Prevention Tips for Sleep Deprivation

Preventing sleep deprivation is critical to maintaining both physical health and mental well-being. Here are more detailed and practical strategies to enhance sleep hygiene and create an environment conducive to restful sleep:

Establishing Regular Sleep Schedules

Consistency is key in preventing sleep deprivation. Going to bed at the same time each night (including weekends) helps level out your circadian rhythm. This regularity helps to reinforce your body's sleep-wake cycle, making it easier to fall asleep and wake up naturally. If you find yourself struggling to sleep, avoid lying in bed awake. Instead, engage in a quiet activity like reading under dim lighting until you feel tired.

Creating an Optimal Sleeping Environment

The environment in which you sleep has a significant impact on the quality of your rest:

  • Quiet: Noise can significantly disrupt sleep. Consider using earplugs or a white noise machine to block out disruptive sounds.
  • Dark: Use heavy curtains, blackout shades, or an eye mask to block out light, which can interfere with your sleep cycle. The darker your room, the better your brain understands that it's time to sleep.
  • Comfortable: Invest in a good quality mattress and pillows that support a comfortable sleeping posture.
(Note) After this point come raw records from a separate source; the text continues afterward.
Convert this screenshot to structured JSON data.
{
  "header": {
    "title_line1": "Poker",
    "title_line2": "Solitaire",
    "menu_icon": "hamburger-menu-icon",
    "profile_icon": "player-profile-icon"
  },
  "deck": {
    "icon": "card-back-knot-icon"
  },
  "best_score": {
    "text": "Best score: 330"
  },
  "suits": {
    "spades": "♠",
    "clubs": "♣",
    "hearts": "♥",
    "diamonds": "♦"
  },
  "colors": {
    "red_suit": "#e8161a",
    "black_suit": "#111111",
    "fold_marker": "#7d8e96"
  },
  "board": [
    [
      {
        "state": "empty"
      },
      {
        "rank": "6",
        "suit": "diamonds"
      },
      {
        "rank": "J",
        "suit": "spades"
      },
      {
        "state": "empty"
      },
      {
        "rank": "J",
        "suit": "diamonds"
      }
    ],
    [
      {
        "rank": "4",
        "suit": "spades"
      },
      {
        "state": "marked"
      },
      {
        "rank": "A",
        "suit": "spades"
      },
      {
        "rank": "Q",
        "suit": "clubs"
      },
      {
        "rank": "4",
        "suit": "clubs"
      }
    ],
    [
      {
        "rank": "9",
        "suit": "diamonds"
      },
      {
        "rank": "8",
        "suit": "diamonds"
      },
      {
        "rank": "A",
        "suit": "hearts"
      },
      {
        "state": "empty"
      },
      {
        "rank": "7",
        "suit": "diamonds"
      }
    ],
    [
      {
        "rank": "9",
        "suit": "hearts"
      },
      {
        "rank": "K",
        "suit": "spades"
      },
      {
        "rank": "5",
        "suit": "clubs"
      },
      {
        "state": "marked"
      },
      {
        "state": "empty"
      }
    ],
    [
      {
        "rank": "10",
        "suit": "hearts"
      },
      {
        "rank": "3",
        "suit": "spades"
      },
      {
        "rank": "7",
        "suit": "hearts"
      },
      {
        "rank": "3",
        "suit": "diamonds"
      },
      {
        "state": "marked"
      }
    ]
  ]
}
Ensure your bedding is suitable for the season and your personal comfort preferences.

Enhancing Sleep Hygiene

Sleep hygiene refers to the habits that help you have a good night's sleep:

  • Limit Caffeine and Sugar: Avoid consuming caffeine and heavy, rich foods within six hours of bedtime. These can disrupt sleep by increasing alertness or causing indigestion.
  • Minimize Screen Exposure: The blue light emitted by screens on smartphones, tablets, and computers can interfere with melatonin production, making it harder to fall asleep. Try to set a "technology curfew" at least an hour before bedtime, and switch to reading a book or listening to soothing music or a podcast instead.
  • Relaxation Techniques: Incorporate relaxation routines to help the body and mind unwind. This could be deep breathing exercises, meditation, or gentle yoga stretches. Establishing a pre-sleep ritual, like a warm bath or a few minutes of reading, can signal to your body that it's time to wind down.

Proactive Steps

These practical and proactive steps are essential for fostering restorative sleep and preventing the onset of sleep deprivation:

  • Regular Physical Activity: Regular, moderate exercise such as walking or swimming can help you fall asleep faster and enjoy deeper sleep. However, timing is important—exercise too close to bedtime may leave you too energized to sleep.
  • Manage Stress: Keep your bedtime and awake time consistent, even on weekends. This consistency reinforces your body's sleep-wake cycle. If you can't sleep, leave the bedroom and do something relaxing until you feel tired.
  • Assess your sleep space: Where you sleep makes an impact on how you sleep. Your bedroom should be cool – between 60 and 67 degrees. Your sleep space mustn’t have loud noises or bright lights that impact how your body falls asleep. This includes a bed partner's sleep disruptions such as snoring. Blackout curtains and white noise machines are great tools to make your sleep space optimal for a good night’s rest.

By adopting these recommendations into your daily routine, you can significantly improve your sleep quality, enhance your daytime alertness, and reduce the likelihood of developing sleep deprivation.

Beating sleep deprivation

Recognizing and addressing sleep deprivation is crucial for maintaining both physical and mental health. We’ve discussed the importance of understanding the signs of sleep deprivation and taking proactive measures to manage it. 

For those experiencing symptoms that may indicate sleep apnea, it’s vital to take them seriously. Consider using Lofta’s innovative solutions, including our at-home sleep apnea test to begin your journey to a good night’s sleep. 

If you’re struggling with sleep deprivation, we’ve put together a range of helpful articles and insights that can help you start your journey towards better sleep and ultimately better health.